**The problem**
Which lines below contain "title"? Pull them out.

Data entries
=== Begin Enclosure ===
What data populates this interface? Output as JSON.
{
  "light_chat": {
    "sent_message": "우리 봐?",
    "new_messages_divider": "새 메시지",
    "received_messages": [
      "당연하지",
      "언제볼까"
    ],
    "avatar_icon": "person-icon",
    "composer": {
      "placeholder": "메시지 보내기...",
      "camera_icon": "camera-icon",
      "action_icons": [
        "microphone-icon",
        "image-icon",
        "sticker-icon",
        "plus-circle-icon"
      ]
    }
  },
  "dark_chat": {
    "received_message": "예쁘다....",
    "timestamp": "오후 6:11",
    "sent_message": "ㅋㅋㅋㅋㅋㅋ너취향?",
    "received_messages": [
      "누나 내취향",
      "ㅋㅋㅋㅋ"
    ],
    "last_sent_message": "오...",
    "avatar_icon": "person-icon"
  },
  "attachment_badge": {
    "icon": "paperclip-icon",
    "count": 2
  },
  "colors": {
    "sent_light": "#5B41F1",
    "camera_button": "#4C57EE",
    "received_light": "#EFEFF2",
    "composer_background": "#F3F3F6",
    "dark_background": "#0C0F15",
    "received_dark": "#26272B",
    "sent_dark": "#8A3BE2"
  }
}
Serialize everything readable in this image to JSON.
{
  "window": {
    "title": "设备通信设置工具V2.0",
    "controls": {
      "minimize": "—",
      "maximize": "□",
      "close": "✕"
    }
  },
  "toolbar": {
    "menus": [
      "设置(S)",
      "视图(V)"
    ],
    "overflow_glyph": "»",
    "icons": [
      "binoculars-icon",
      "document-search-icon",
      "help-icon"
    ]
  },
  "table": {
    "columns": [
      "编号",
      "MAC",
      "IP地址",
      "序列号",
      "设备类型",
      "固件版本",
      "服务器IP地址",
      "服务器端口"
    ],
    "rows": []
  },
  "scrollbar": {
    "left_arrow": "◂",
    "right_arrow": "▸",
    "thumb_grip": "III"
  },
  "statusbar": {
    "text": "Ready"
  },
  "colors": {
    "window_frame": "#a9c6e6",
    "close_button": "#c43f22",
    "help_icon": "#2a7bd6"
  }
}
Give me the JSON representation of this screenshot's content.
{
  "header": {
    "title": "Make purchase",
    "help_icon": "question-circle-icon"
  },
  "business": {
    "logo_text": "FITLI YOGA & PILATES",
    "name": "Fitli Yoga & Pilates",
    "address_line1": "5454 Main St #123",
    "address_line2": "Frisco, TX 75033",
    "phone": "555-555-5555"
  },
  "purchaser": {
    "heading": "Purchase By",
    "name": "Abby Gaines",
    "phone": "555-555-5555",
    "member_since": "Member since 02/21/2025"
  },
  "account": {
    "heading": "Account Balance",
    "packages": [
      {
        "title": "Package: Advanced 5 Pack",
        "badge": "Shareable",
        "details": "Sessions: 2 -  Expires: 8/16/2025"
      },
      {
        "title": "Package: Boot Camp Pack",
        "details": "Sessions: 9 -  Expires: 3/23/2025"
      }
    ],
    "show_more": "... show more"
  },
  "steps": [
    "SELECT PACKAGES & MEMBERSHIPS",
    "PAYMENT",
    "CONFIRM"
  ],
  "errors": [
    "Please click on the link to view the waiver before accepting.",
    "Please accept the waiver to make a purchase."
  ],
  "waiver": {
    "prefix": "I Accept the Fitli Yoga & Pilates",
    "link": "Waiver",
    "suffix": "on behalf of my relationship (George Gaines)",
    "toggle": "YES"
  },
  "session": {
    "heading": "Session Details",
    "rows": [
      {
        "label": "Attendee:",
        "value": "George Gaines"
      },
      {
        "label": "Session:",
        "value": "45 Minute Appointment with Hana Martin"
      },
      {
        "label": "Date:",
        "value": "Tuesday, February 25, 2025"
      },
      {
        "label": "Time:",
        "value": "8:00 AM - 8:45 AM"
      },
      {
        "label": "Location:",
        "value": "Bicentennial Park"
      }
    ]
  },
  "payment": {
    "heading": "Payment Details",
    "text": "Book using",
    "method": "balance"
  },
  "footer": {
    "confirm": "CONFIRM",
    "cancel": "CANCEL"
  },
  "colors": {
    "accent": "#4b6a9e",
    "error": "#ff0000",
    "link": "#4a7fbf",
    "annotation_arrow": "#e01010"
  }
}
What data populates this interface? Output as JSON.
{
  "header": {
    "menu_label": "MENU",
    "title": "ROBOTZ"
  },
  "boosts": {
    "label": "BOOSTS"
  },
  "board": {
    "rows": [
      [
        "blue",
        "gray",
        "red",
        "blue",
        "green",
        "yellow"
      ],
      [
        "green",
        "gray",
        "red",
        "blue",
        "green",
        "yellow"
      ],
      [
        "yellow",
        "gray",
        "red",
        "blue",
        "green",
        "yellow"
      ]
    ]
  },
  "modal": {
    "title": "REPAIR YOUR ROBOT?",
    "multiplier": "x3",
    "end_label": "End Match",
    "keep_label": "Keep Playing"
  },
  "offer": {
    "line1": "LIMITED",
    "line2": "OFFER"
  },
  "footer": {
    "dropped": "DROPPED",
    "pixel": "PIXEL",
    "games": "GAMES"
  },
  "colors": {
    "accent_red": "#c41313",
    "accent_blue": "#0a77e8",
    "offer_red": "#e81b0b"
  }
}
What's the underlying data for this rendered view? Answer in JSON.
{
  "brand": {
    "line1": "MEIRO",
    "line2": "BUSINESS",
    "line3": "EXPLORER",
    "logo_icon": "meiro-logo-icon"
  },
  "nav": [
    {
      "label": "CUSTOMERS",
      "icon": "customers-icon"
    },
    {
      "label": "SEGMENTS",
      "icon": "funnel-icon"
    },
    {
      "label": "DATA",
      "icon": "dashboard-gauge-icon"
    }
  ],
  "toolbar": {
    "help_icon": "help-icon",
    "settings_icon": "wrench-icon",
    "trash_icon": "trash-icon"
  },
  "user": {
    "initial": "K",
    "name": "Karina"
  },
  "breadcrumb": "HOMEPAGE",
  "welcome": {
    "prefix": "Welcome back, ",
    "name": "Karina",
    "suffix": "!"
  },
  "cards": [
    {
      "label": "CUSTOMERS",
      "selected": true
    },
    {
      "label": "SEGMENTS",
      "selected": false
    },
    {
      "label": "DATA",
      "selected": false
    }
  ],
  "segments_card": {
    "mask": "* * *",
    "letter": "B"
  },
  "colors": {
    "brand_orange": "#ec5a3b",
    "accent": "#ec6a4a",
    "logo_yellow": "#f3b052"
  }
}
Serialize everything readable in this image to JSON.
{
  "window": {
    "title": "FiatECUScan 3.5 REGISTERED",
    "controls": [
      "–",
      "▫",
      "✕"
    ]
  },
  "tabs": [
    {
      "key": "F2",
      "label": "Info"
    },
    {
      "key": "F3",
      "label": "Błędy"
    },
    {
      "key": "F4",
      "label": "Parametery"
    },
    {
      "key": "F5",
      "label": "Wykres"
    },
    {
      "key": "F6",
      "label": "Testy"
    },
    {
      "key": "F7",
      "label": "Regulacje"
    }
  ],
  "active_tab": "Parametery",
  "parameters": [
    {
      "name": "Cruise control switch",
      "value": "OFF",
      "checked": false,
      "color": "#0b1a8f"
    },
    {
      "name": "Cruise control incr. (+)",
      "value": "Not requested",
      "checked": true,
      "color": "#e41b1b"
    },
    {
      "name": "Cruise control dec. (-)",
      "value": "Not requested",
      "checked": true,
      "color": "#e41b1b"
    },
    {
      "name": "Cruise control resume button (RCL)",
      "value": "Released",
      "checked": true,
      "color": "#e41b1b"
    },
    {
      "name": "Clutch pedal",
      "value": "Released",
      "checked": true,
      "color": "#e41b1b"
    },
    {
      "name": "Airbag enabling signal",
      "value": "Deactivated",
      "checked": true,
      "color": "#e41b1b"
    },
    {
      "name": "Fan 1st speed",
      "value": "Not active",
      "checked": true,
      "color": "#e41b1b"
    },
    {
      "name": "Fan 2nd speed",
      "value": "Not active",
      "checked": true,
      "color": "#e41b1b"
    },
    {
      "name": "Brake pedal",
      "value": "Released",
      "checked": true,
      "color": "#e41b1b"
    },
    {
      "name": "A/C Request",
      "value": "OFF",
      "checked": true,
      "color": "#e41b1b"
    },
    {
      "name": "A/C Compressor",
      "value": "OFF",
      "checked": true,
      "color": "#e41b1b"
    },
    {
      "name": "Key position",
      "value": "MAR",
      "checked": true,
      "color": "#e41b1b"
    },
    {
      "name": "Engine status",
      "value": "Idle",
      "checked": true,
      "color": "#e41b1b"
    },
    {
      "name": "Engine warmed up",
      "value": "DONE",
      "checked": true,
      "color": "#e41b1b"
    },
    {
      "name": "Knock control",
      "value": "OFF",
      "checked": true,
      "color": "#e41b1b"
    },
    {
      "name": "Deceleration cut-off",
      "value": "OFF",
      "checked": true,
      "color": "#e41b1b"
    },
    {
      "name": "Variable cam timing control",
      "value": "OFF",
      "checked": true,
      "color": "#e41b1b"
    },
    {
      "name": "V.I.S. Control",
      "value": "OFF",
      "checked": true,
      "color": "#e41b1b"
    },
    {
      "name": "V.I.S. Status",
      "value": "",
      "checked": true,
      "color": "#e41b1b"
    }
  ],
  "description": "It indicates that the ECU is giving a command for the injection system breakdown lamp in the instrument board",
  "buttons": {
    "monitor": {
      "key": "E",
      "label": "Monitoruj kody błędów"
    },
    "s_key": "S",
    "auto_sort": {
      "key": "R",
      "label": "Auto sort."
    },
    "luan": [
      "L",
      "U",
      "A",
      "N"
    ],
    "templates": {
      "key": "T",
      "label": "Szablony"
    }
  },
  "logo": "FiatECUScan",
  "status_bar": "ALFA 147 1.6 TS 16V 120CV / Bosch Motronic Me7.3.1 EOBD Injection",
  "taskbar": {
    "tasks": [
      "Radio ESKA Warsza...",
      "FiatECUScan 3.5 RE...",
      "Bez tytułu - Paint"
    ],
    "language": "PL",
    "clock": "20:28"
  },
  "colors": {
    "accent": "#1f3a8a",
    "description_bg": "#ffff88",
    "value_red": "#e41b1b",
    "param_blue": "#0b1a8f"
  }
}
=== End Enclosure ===
**Output for this task**
    "title": "设备通信设置工具V2.0",
    "title": "Make purchase",
        "title": "Package: Advanced 5 Pack",
        "title": "Package: Boot Camp Pack",
    "title": "ROBOTZ"
    "title": "REPAIR YOUR ROBOT?",
    "title": "FiatECUScan 3.5 REGISTERED",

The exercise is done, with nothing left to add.